==== Record set

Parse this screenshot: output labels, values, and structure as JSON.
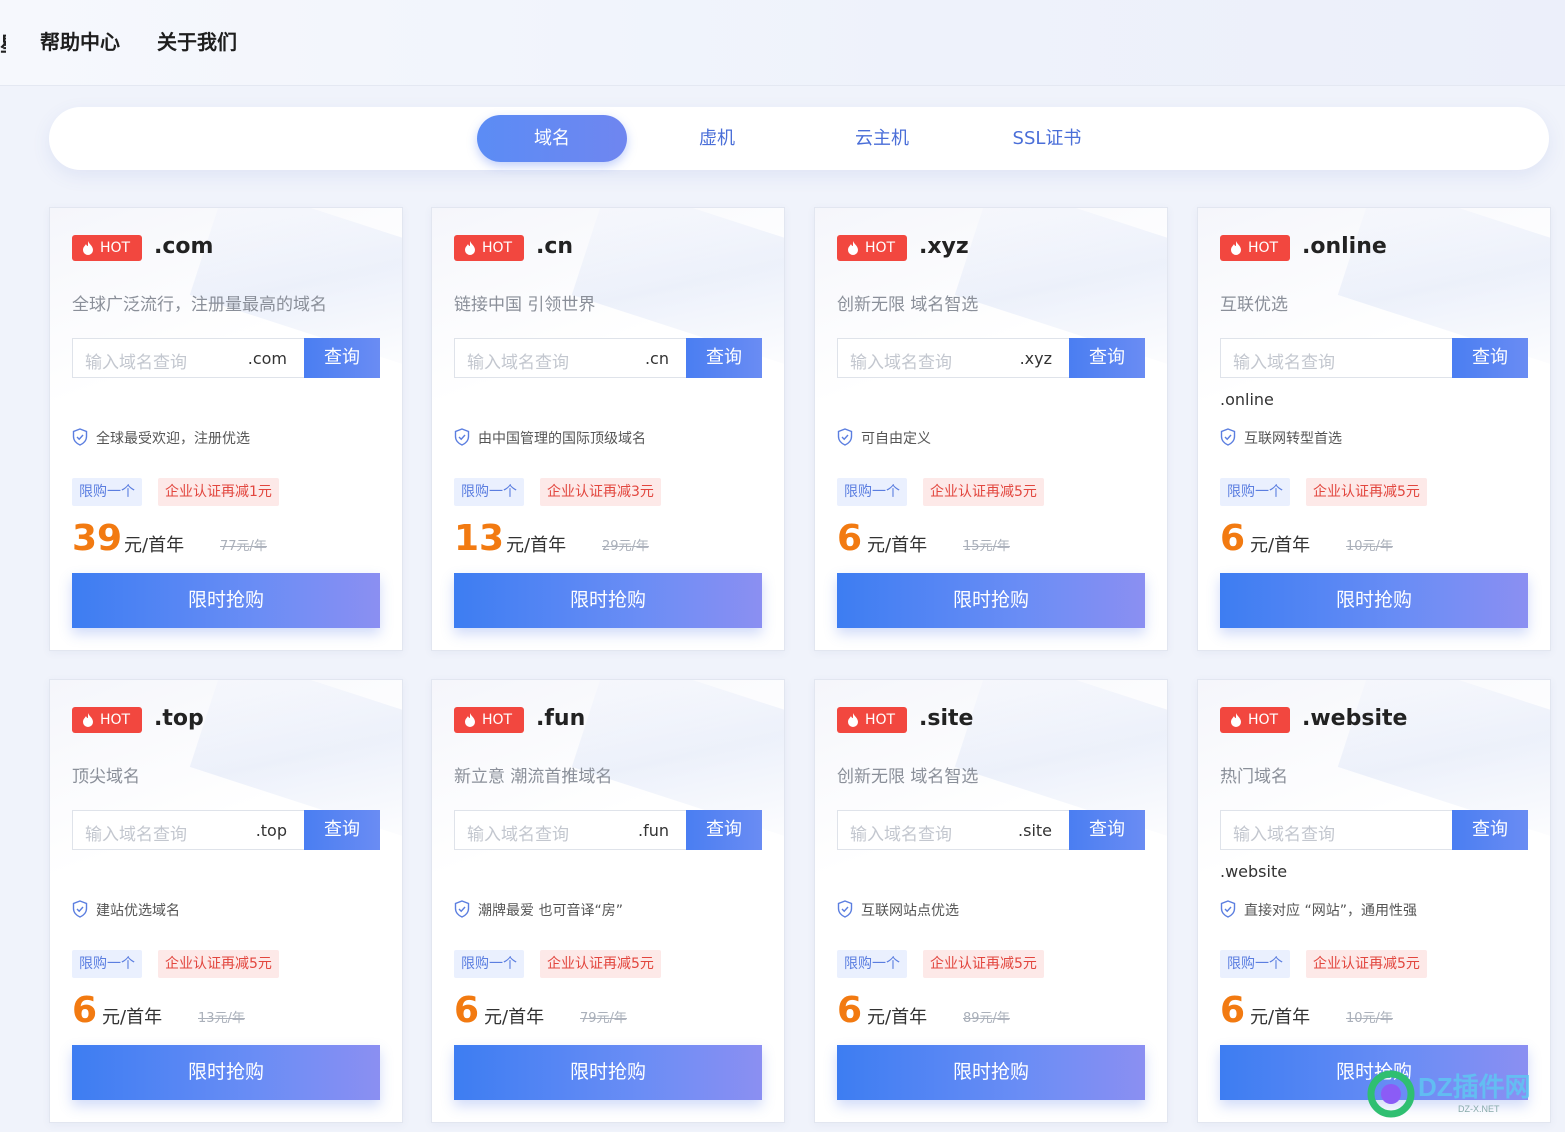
{
  "nav": {
    "cut_char": "星",
    "help": "帮助中心",
    "about": "关于我们"
  },
  "tabs": [
    {
      "label": "域名",
      "active": true
    },
    {
      "label": "虚机",
      "active": false
    },
    {
      "label": "云主机",
      "active": false
    },
    {
      "label": "SSL证书",
      "active": false
    }
  ],
  "common": {
    "hot": "HOT",
    "search_placeholder": "输入域名查询",
    "search_button": "查询",
    "limit_tag": "限购一个",
    "buy_button": "限时抢购",
    "unit": "元/首年"
  },
  "cards": [
    {
      "suffix": ".com",
      "desc": "全球广泛流行，注册量最高的域名",
      "feature": "全球最受欢迎，注册优选",
      "corp_tag": "企业认证再减1元",
      "price": "39",
      "original": "77元/年"
    },
    {
      "suffix": ".cn",
      "desc": "链接中国 引领世界",
      "feature": "由中国管理的国际顶级域名",
      "corp_tag": "企业认证再减3元",
      "price": "13",
      "original": "29元/年"
    },
    {
      "suffix": ".xyz",
      "desc": "创新无限 域名智选",
      "feature": "可自由定义",
      "corp_tag": "企业认证再减5元",
      "price": "6",
      "original": "15元/年"
    },
    {
      "suffix": ".online",
      "desc": "互联优选",
      "feature": "互联网转型首选",
      "corp_tag": "企业认证再减5元",
      "price": "6",
      "original": "10元/年"
    },
    {
      "suffix": ".top",
      "desc": "顶尖域名",
      "feature": "建站优选域名",
      "corp_tag": "企业认证再减5元",
      "price": "6",
      "original": "13元/年"
    },
    {
      "suffix": ".fun",
      "desc": "新立意 潮流首推域名",
      "feature": "潮牌最爱 也可音译“房”",
      "corp_tag": "企业认证再减5元",
      "price": "6",
      "original": "79元/年"
    },
    {
      "suffix": ".site",
      "desc": "创新无限 域名智选",
      "feature": "互联网站点优选",
      "corp_tag": "企业认证再减5元",
      "price": "6",
      "original": "89元/年"
    },
    {
      "suffix": ".website",
      "desc": "热门域名",
      "feature": "直接对应 “网站”，通用性强",
      "corp_tag": "企业认证再减5元",
      "price": "6",
      "original": "10元/年"
    }
  ],
  "watermark": {
    "text": "DZ插件网",
    "sub": "DZ-X.NET"
  }
}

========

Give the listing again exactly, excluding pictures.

Parse this screenshot: output labels, values, and structure as JSON.
{
  "nav": {
    "cut_char": "星",
    "help": "帮助中心",
    "about": "关于我们"
  },
  "tabs": [
    {
      "label": "域名",
      "active": true
    },
    {
      "label": "虚机",
      "active": false
    },
    {
      "label": "云主机",
      "active": false
    },
    {
      "label": "SSL证书",
      "active": false
    }
  ],
  "common": {
    "hot": "HOT",
    "search_placeholder": "输入域名查询",
    "search_button": "查询",
    "limit_tag": "限购一个",
    "buy_button": "限时抢购",
    "unit": "元/首年"
  },
  "cards": [
    {
      "suffix": ".com",
      "desc": "全球广泛流行，注册量最高的域名",
      "feature": "全球最受欢迎，注册优选",
      "corp_tag": "企业认证再减1元",
      "price": "39",
      "original": "77元/年"
    },
    {
      "suffix": ".cn",
      "desc": "链接中国 引领世界",
      "feature": "由中国管理的国际顶级域名",
      "corp_tag": "企业认证再减3元",
      "price": "13",
      "original": "29元/年"
    },
    {
      "suffix": ".xyz",
      "desc": "创新无限 域名智选",
      "feature": "可自由定义",
      "corp_tag": "企业认证再减5元",
      "price": "6",
      "original": "15元/年"
    },
    {
      "suffix": ".online",
      "desc": "互联优选",
      "feature": "互联网转型首选",
      "corp_tag": "企业认证再减5元",
      "price": "6",
      "original": "10元/年"
    },
    {
      "suffix": ".top",
      "desc": "顶尖域名",
      "feature": "建站优选域名",
      "corp_tag": "企业认证再减5元",
      "price": "6",
      "original": "13元/年"
    },
    {
      "suffix": ".fun",
      "desc": "新立意 潮流首推域名",
      "feature": "潮牌最爱 也可音译“房”",
      "corp_tag": "企业认证再减5元",
      "price": "6",
      "original": "79元/年"
    },
    {
      "suffix": ".site",
      "desc": "创新无限 域名智选",
      "feature": "互联网站点优选",
      "corp_tag": "企业认证再减5元",
      "price": "6",
      "original": "89元/年"
    },
    {
      "suffix": ".website",
      "desc": "热门域名",
      "feature": "直接对应 “网站”，通用性强",
      "corp_tag": "企业认证再减5元",
      "price": "6",
      "original": "10元/年"
    }
  ],
  "watermark": {
    "text": "DZ插件网",
    "sub": "DZ-X.NET"
  }
}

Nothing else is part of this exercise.